Lu la version français : Ta maison est en feu.
Found this dark and depressing
Beautiful and stunning so far.
« previous 1 3 4 5 6 7 8 9 47 48 next »
There are no discussion topics on this book yet. Be the first to start one »
  • As for Me and My House
  • Swamp Angel
  • Settlers of the Marsh
  • The Stone Angel
  • Crackpot: A Novel
  • Barometer Rising
  • Such Is My Beloved
  • Headhunter
  • Swann
  • Wild Geese (New Canadian Library)
  • Sunshine Sketches of a Little Town
  • The Tin Flute
  • Kiss of the Fur Queen
  • Murder in the Dark: Short Fictions and Prose Poems
  • Who Has Seen the Wind
  • Roughing It in the Bush
  • St. Urbain's Horseman
  • The Mountain and the Valley
Margaret Laurence was born Jean Margaret Wemyss on July 18, 1926 in the prairie town of Neepawa, Manitoba, Canada. Both of her parents passed away in her childhood, and Laurence was raised by her aunt and maternal grandfather.

Laurence decided in childhood that she wanted to be a writer, and began writing stories in elementary school.
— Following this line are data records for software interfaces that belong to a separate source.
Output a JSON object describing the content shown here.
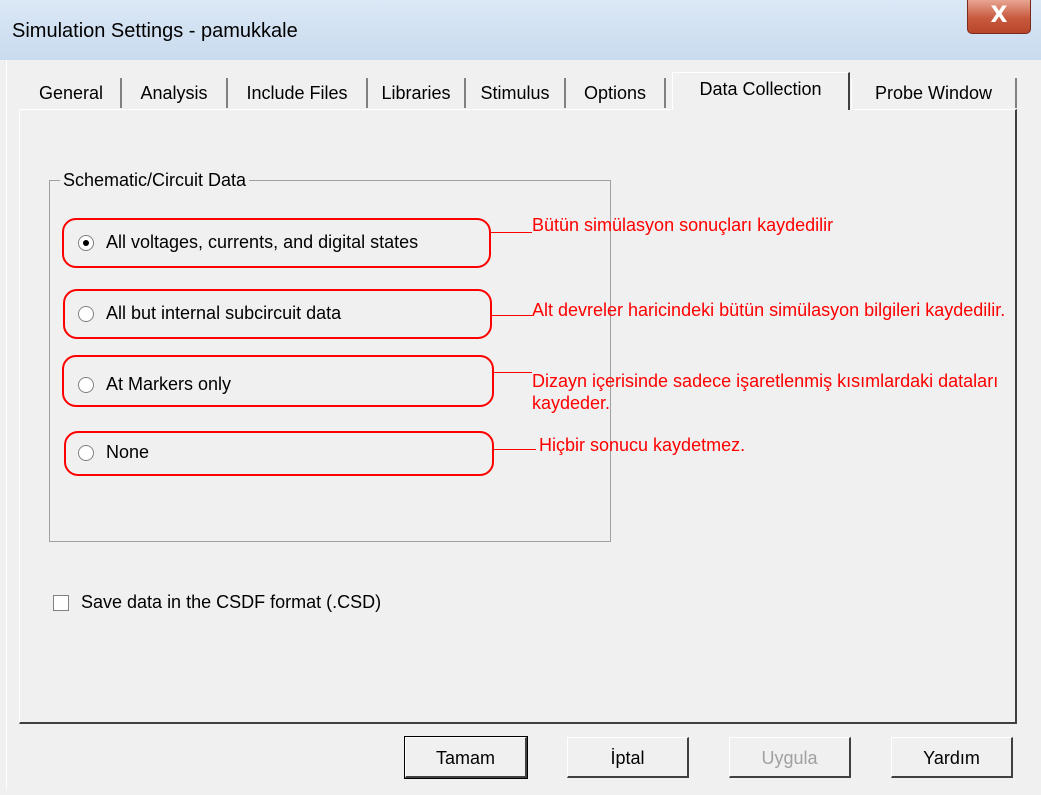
{
  "window": {
    "title": "Simulation Settings - pamukkale",
    "close_glyph": "X"
  },
  "tabs": [
    {
      "label": "General"
    },
    {
      "label": "Analysis"
    },
    {
      "label": "Include Files"
    },
    {
      "label": "Libraries"
    },
    {
      "label": "Stimulus"
    },
    {
      "label": "Options"
    },
    {
      "label": "Data Collection",
      "selected": true
    },
    {
      "label": "Probe Window"
    }
  ],
  "group": {
    "label": "Schematic/Circuit Data",
    "options": [
      {
        "label": "All voltages, currents, and digital states",
        "selected": true
      },
      {
        "label": "All but internal subcircuit data",
        "selected": false
      },
      {
        "label": "At Markers only",
        "selected": false
      },
      {
        "label": "None",
        "selected": false
      }
    ]
  },
  "annotations": [
    {
      "text": "Bütün simülasyon sonuçları kaydedilir"
    },
    {
      "text": "Alt devreler haricindeki bütün simülasyon bilgileri kaydedilir."
    },
    {
      "text": "Dizayn içerisinde sadece işaretlenmiş kısımlardaki dataları kaydeder."
    },
    {
      "text": "Hiçbir sonucu kaydetmez."
    }
  ],
  "annotation_color": "#ff0000",
  "checkbox": {
    "label": "Save data in the CSDF format (.CSD)",
    "checked": false
  },
  "buttons": {
    "ok": "Tamam",
    "cancel": "İptal",
    "apply": "Uygula",
    "help": "Yardım"
  }
}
Her professional writing career began in 1943 with a job at the
More about Margaret Laurence...

Other Books in the Series

Manawaka Sequence (5 books)
  • The Stone Angel
  • A Jest of God
  • A Bird in the House
  • The Diviners
The Stone Angel The Diviners A Jest of God A Bird in the House This Side Jordan

Share This Book

“What goes on inside isn't ever the same as what goes on outside.” 29 likes
“Everything drifts. Everything is slowly swirling, philosophies tangled with the grocery lists, unreal-real anxieties like rose thorns waiting to tear the uncertain flesh, nonentities of thoughts floating like plankton, green and orange particles, seaweed -- lots of that, dark purple and waving, sharks with fins like cutlasses, herself held underwater by her hair, snared around auburn-rusted anchor chains.” 4 likes
More quotes…